This point bears repeating, because it seems many religious people do not understand it. Religions (and especially Christadelphians) make many claims about the world but offer no means of verifying whether those claims are actually true. They are in effect merely blind guesses asserted as fact, and often with no way to verify their accuracy. This is why religions rely on faith - because they lack sufficient evidence and any means of verification.

On the other hand, science provides a reliable and repeatable means of verification, which is how we know that its claims about the world are (provisionally) true. Science doesn't just give us knowledge about the world, it also tells us how we know it.

At this point some readers may accuse me of Scientism, but I am not claiming that if science cannot verify something it therefore doesn't exist. I am saying we simply may be prevented from ever knowing whether such things exist (and thus we have no rational justification for believing they do). It's an important distinction.
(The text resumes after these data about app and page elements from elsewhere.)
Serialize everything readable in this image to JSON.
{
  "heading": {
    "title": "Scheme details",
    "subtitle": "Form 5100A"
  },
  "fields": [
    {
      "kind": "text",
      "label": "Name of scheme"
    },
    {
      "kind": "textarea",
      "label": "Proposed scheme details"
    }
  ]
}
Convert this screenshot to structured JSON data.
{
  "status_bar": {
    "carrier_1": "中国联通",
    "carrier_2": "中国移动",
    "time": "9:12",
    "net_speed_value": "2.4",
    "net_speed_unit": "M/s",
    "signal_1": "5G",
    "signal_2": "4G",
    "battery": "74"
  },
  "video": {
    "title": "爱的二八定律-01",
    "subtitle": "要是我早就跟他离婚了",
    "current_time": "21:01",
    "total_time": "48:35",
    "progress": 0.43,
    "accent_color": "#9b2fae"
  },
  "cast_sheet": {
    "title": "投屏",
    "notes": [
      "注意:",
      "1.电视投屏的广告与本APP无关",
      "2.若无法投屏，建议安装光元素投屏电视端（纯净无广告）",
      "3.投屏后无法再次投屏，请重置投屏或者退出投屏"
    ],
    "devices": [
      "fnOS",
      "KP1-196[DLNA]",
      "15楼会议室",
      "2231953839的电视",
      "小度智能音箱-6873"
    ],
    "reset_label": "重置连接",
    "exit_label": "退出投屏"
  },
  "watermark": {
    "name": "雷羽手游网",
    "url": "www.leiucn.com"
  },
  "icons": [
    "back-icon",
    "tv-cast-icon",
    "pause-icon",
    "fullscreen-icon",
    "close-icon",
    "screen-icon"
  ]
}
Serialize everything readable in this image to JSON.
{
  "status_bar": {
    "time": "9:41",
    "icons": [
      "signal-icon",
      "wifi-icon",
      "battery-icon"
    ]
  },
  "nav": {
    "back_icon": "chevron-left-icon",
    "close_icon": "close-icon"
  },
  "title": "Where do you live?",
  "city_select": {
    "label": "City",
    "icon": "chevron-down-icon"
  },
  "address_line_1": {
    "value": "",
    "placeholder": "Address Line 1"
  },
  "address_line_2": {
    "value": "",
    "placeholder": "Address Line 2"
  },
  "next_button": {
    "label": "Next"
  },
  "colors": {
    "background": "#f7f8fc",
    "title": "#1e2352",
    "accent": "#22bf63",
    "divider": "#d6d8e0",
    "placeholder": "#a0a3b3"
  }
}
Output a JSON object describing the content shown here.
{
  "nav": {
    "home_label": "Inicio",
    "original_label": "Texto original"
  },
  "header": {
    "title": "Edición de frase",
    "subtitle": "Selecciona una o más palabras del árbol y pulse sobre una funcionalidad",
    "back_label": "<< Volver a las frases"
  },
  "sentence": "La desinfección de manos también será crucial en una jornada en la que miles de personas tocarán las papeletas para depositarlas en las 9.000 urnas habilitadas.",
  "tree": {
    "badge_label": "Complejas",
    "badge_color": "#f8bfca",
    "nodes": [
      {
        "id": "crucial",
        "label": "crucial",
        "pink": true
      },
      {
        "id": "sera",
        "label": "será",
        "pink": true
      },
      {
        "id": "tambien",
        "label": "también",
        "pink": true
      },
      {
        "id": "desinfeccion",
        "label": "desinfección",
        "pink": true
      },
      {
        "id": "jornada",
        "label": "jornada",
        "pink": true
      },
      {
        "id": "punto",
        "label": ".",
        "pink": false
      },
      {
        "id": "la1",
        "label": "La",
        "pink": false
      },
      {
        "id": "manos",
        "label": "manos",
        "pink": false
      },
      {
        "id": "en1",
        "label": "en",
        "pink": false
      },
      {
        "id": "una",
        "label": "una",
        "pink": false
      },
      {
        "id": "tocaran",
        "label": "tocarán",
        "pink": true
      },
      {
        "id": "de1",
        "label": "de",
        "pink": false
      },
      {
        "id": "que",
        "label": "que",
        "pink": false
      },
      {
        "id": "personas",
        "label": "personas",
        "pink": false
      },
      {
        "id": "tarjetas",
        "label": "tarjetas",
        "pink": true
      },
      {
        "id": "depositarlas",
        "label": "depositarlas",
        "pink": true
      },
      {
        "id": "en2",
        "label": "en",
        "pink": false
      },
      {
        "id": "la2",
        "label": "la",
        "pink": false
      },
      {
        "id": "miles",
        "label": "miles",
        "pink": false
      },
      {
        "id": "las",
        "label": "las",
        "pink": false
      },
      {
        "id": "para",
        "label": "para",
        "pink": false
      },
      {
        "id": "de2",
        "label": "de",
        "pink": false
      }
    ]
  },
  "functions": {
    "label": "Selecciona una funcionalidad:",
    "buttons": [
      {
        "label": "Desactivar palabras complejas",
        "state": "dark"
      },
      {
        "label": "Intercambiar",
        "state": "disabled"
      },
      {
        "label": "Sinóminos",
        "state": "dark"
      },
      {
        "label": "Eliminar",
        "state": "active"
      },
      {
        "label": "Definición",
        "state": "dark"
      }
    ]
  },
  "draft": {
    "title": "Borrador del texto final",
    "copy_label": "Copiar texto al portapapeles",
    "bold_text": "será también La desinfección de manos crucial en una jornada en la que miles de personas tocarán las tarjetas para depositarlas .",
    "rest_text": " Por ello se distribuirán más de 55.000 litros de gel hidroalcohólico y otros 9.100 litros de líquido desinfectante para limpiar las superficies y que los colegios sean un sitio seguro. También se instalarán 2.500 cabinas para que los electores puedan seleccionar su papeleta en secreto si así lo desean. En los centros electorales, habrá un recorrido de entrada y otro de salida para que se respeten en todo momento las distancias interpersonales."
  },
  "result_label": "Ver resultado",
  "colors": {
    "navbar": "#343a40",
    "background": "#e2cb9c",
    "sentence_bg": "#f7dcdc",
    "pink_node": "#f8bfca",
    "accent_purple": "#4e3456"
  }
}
It is true that some things are outside the domain of science, and the thing that believers tend not to appreciate is that if it's beyond the reach of science, it's probably beyond the reach of any form of verification. They seem so eager to protect their cherished beliefs from science's discerning eye, but they don't seem to realise that without science their job of verifying their claims about the world just got a lot more difficult! To put it another way, if science cannot test or verify it, then you probably can't ever know it. That's not science's problem - it's yours! It doesn't give us license to just insert our favourite guess and call it fact. What it means is that for anything beyond the reach of science, the truth may perhaps be forever beyond our reach. Believe all you want to - but you do so blindly in the dark. In my opinion that kind of blind faith is dishonest, but each to their own.